Dr. Asma Jahangir
Dr. Asma Jahangir is a well-known Pakistani lawyer and human rights activist. For over 30 years, she has campaigned for human rights in Pakistan as an indefatigable critic of the military regime and religious extremists. She is among the most important voices for women's rights in her society.
Dr. Jahangir grew up in a politically active family. Her father Malik Jilani was a politician and opponent of the military dictatorship. He spent many years in prison and under house arrest. This led her to decide at a young age to stand up for the oppressed: women, children and religious minorities. Since the age of 18, she has campaigned for a secular society and especially the rights of women in Pakistan. After studying law, she set up Pakistan's first women-run legal practice with her sister Hina Jilani in 1980. AGHS Legal Aid Cell was the first free legal aid bureau that also operated a women's refuge. As an attorney, Asma Jahangir defended members of religious minorities charged with blasphemy. Over the years she also represented many victims of rape, domestic violence and forced labor. Her success in court led more and more women to insist on their rights, thereby changing the position of women in Pakistan.
In 1980, Dr. Jahangir set up the Women's Action Forum (WAF) with other human rights activists and in 1986 she founded the Human Rights Commission of Pakistan (HRCP), taking over as its chair in 2005. In the past 15 years, Dr. Jahangir has held various international positions, such as UN Special Rapporteur on Extrajudicial, Arbitrary and Summary Executions and UN Special Rapporteur on Freedom of Religion or Belief. In 2006, she worked with the government on the Protection of Women Act, and in 2010 was elected President of the Supreme Court Bar Association.
Dr. Jahangir has received numerous international accolades for her courageous, continuous and longstanding battle against the oppression of women, children and victims of religious extremism.
Afghan Women's Network

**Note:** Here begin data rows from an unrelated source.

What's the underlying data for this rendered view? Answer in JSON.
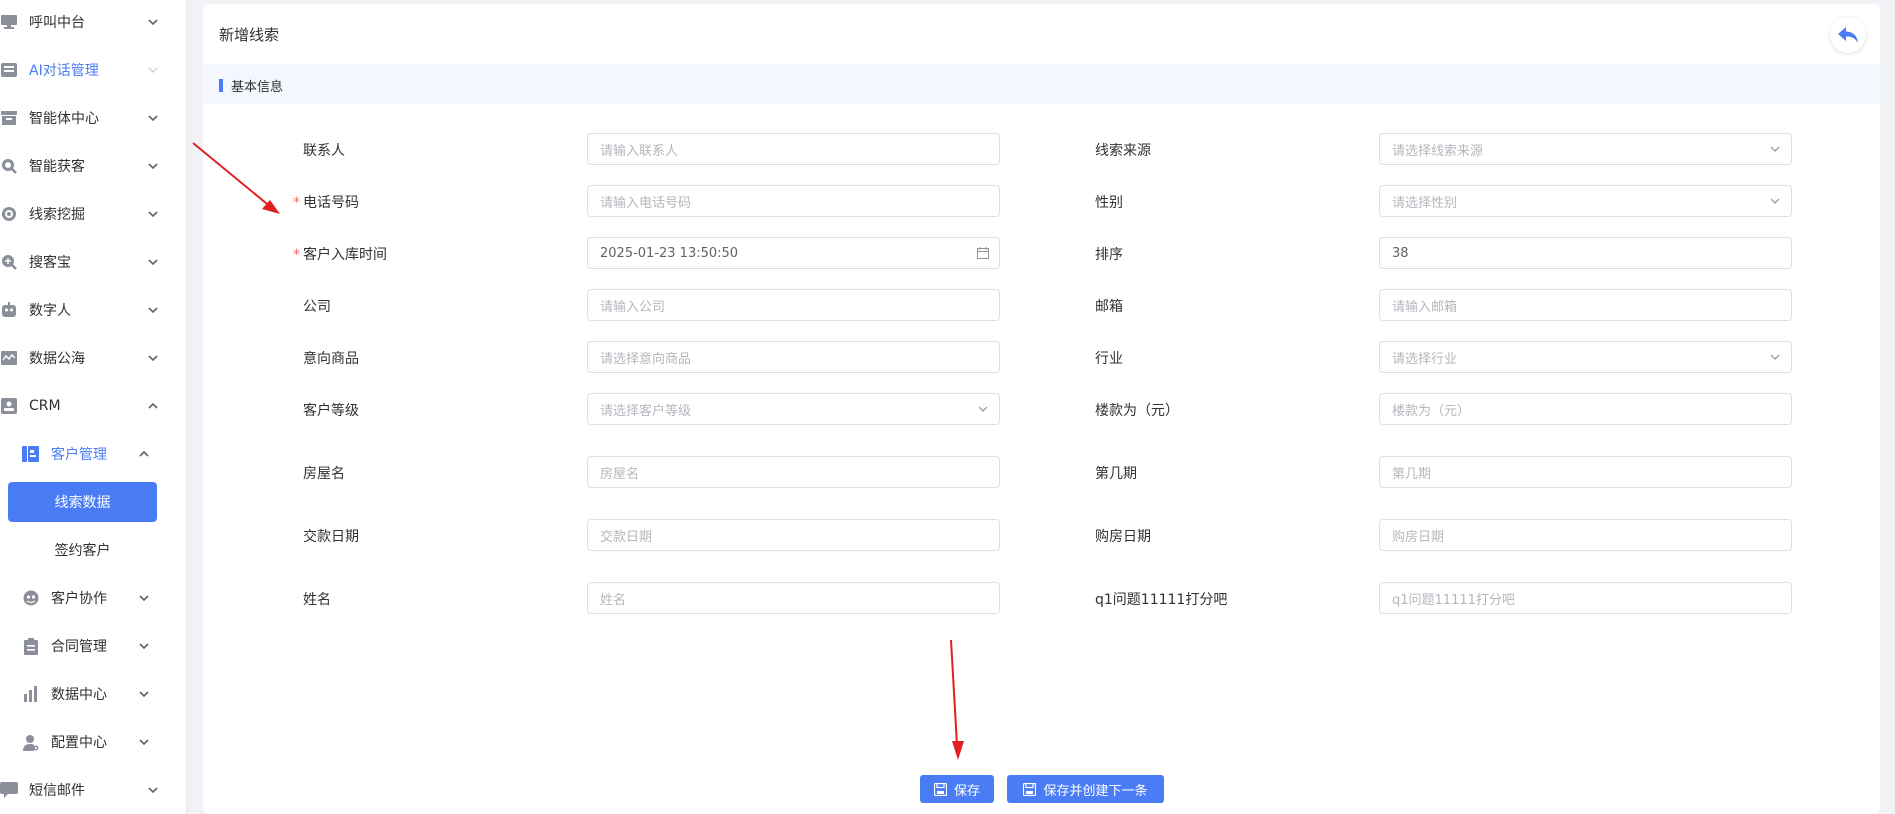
{
  "sidebar": {
    "items": [
      {
        "label": "呼叫中台",
        "icon": "monitor-icon"
      },
      {
        "label": "AI对话管理",
        "icon": "book-icon"
      },
      {
        "label": "智能体中心",
        "icon": "box-icon"
      },
      {
        "label": "智能获客",
        "icon": "search-circle-icon"
      },
      {
        "label": "线索挖掘",
        "icon": "target-icon"
      },
      {
        "label": "搜客宝",
        "icon": "search-plus-icon"
      },
      {
        "label": "数字人",
        "icon": "robot-icon"
      },
      {
        "label": "数据公海",
        "icon": "chart-wave-icon"
      },
      {
        "label": "CRM",
        "icon": "id-card-icon"
      },
      {
        "label": "短信邮件",
        "icon": "message-icon"
      }
    ],
    "sub": {
      "customer_mgmt": "客户管理",
      "leads_data": "线索数据",
      "signed_customers": "签约客户",
      "collab": "客户协作",
      "contract": "合同管理",
      "data_center": "数据中心",
      "config": "配置中心"
    }
  },
  "page": {
    "title": "新增线索",
    "section": "基本信息"
  },
  "form": {
    "left": [
      {
        "label": "联系人",
        "required": false,
        "value": "",
        "placeholder": "请输入联系人"
      },
      {
        "label": "电话号码",
        "required": true,
        "value": "",
        "placeholder": "请输入电话号码"
      },
      {
        "label": "客户入库时间",
        "required": true,
        "value": "2025-01-23 13:50:50",
        "placeholder": ""
      },
      {
        "label": "公司",
        "required": false,
        "value": "",
        "placeholder": "请输入公司"
      },
      {
        "label": "意向商品",
        "required": false,
        "value": "",
        "placeholder": "请选择意向商品"
      },
      {
        "label": "客户等级",
        "required": false,
        "value": "",
        "placeholder": "请选择客户等级"
      },
      {
        "label": "房屋名",
        "required": false,
        "value": "",
        "placeholder": "房屋名"
      },
      {
        "label": "交款日期",
        "required": false,
        "value": "",
        "placeholder": "交款日期"
      },
      {
        "label": "姓名",
        "required": false,
        "value": "",
        "placeholder": "姓名"
      }
    ],
    "right": [
      {
        "label": "线索来源",
        "value": "",
        "placeholder": "请选择线索来源"
      },
      {
        "label": "性别",
        "value": "",
        "placeholder": "请选择性别"
      },
      {
        "label": "排序",
        "value": "38",
        "placeholder": ""
      },
      {
        "label": "邮箱",
        "value": "",
        "placeholder": "请输入邮箱"
      },
      {
        "label": "行业",
        "value": "",
        "placeholder": "请选择行业"
      },
      {
        "label": "楼款为（元）",
        "value": "",
        "placeholder": "楼款为（元）"
      },
      {
        "label": "第几期",
        "value": "",
        "placeholder": "第几期"
      },
      {
        "label": "购房日期",
        "value": "",
        "placeholder": "购房日期"
      },
      {
        "label": "q1问题11111打分吧",
        "value": "",
        "placeholder": "q1问题11111打分吧"
      }
    ]
  },
  "actions": {
    "save": "保存",
    "save_next": "保存并创建下一条"
  },
  "colors": {
    "accent": "#4a7cf5",
    "required": "#f56c6c",
    "annotation_arrow": "#e02020"
  }
}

The Afghan Women's Network (AWN) is the largest women's network in Afghanistan. With over 103 member organizations and 5,000 women, the Network fights for the rights of women and children in Afghanistan. Human rights champion Afifa Azim and several other exiled activists in Pakistan founded the Network in 1995 following the UN's Fourth World Conference on Women in Beijing. The Network's vision is an Afghanistan in which women, children and men enjoy equal rights and women's contributions to society are respected and honored.
In the 1990s, the women's movement in Afghanistan consisted of various women's rights organizations and individual activists. The Afghan Women's Network helped combine these disparate parts into a stronger, more cohesive whole, better able to campaign for the rights of women and children. Today, the Afghan Women's Network is an established and influential network with close ties to international organizations and its own legal department. Due to its strong position, the Network can actively lobby for its cause, put pressure on lawmakers and raise awareness of women's rights issues among the populace. The main goal is to see that women participate in the country's development and government institutions.
With the fall of the Taliban regime, the situation for women in Afghanistan improved somewhat. Many positive developments have been seen over the past 10 years, especially regarding education, the right to work and access to the job market. Women now often feel a bit freer outside the home, and a ministry for women's rights has even been set up. But despite this progress, violence and discrimination against women still predominate in Afghanistan.
For the 11th anniversary of UN Resolution 1325, which guaranteed women the right to play an equal role in peace processes, a major Afghanistan conference was organized in Bonn in December 2011. The Afghan Women's Network sent ten representatives to the conference. In the run-up to the event, the Network also launched its "Green Scarves for Solidarity" campaign, probably its most effective and well-publicized one to date. The green scarf is a symbol of the Afghan Women's Network, representing unity and strength.